One of the first things that many people notice about the streets in Switzerland is the almost obsessive cleaning of them. That’s not to say that the Swiss are tidier than anyone else – far from it – but it’s likely to be something that will strike you when you leave, no matter where you go.
They are as reliable for beauty as the sun is for rising. Almost anywhere you go in the country, you’ll glimpse an angle that will take your breath away. It’s easy to become accustomed to the sight of the Alps when you’re treated to them every single day but when you leave, it’ll be like a void on the landscape.
Switzerland is known as the cheese capital of the world for good reason. The Swiss don’t only make and eat vast quantities of cheese, they use it in so many of their typical dishes like fondue, Rosti and raclette. There are Swiss-style restaurants dotted around the globe for you to get your fix though.
Many of the world’s luxury brands of chocolate were born in Switzerland, and similar to how the beer in Belgium tastes better in the country, Swiss chocolate tastes better here. Picking up a box of Lindt or Cailler in your local shop just won’t be the same.
Taking public transport is generally fast, easy and reliable. The Swiss are known world-wide for their transport system, so when you’re stuck in the rain waiting for that bus or train that may never show, you’ll probably think fondly back to the country where lateness is considered almost as a cardinal sin.
Some of the best slopes in the world are found in Switzerland, not to mention the five-star resorts for skiing that cater to everyone from glitz and glamour-seekers, to those who are more adventure orientated. Aside from all that, most places in Switzerland are only a short drive away from a few decent slopes. That kind of accessibility is hard to find elsewhere.
Sure, winter can be a bit cold, wet and dreary but up high in the mountains, the crisp snow is delightful for snow sports. In the summer months, Switzerland becomes almost tropical with temperatures hanging reliably in the 20s.
In a world where water really is a luxury for many people, you can’t really get much better than the Swiss tap water, around 80% of which is from natural springs and groundwater. Totally drinkable and continually reliable, there is nothing like turning on the tap and knowing that what comes out is safe and pure.
Living in Switzerland is pretty relaxed. Life doesn’t really get into much of a high tempo, unless you’re careering down a mountain slope on a pair of skis. Besides, nature is all around – in the Alps and in the many beautiful lakes that are scattered across the country. The peacefulness and tranquility that you find here, lost in the wilderness, is something that’s hard to find elsewhere.

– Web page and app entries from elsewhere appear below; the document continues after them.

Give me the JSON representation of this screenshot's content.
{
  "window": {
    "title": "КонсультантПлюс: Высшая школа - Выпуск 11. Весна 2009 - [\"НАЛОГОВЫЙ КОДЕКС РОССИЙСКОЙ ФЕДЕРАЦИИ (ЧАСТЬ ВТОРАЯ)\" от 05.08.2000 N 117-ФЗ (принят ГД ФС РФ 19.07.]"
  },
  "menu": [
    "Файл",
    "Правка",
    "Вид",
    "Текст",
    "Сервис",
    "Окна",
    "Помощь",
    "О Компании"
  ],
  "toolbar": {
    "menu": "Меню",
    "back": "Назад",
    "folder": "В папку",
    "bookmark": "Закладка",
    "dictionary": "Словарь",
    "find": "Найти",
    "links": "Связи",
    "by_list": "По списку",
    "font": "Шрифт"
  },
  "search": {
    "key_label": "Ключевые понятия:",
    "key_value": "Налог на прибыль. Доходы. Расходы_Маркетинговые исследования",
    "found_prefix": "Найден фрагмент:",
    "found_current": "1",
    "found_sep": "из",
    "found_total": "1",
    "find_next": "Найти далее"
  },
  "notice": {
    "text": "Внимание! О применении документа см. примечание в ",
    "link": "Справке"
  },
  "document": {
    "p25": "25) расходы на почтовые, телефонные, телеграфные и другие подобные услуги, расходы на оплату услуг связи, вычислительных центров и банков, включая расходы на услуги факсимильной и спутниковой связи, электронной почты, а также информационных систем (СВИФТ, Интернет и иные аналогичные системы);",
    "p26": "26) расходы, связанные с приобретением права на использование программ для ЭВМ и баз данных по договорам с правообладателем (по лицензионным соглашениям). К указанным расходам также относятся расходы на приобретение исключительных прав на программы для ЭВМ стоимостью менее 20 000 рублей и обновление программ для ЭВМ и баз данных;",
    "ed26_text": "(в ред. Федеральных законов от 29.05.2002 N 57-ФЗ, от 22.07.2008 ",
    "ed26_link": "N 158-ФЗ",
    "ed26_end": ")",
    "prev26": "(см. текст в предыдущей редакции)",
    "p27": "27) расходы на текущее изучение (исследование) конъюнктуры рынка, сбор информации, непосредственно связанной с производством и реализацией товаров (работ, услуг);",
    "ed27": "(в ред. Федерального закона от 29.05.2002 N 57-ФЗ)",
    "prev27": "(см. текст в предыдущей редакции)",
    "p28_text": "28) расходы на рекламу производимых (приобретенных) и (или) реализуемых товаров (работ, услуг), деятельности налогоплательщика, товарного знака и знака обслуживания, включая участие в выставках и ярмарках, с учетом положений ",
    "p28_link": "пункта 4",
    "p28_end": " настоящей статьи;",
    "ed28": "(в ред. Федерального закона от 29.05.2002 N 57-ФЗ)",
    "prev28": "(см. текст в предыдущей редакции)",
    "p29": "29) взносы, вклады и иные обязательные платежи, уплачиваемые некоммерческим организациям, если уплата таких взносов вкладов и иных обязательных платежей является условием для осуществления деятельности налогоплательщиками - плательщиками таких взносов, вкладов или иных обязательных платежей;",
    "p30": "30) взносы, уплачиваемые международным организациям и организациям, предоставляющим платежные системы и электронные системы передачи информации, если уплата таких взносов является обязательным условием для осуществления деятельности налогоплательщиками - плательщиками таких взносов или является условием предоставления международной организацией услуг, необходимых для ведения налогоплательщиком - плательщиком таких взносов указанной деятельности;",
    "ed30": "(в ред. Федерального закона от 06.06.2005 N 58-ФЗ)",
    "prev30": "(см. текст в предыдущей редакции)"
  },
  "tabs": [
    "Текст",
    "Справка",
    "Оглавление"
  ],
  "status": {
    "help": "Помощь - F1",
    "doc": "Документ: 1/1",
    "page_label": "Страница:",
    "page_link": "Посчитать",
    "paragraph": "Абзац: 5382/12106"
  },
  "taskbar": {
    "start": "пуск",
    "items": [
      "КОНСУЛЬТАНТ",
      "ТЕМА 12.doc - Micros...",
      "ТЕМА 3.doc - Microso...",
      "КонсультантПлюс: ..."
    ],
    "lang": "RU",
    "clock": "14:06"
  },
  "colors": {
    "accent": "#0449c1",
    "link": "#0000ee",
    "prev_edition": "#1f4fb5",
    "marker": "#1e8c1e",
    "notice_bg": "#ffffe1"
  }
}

No canton in Switzerland is really the same, each has its own little quirks about it and throws its own festivals that range from the bizarre to the beautiful. Knowing that a short car ride can take you on a totally new adventure and to vastly different scenery is definitely something that will be missed.
Crime does happen in Switzerland, but that’s not to say you shouldn’t always be on your guard. Switzerland is renowned for its sense of security and for a good reason. Most places are safe and secure and you can wander around knowing that you aren’t in danger.
France, Germany, Liechtenstein, Austria and Italy are a short train ride away and can even be made as day-trips from some places. That kind of access to central Europe isn’t something you come across every day. Add not having to wait in stuffy airport terminals to breathe different airs to your list of requirements.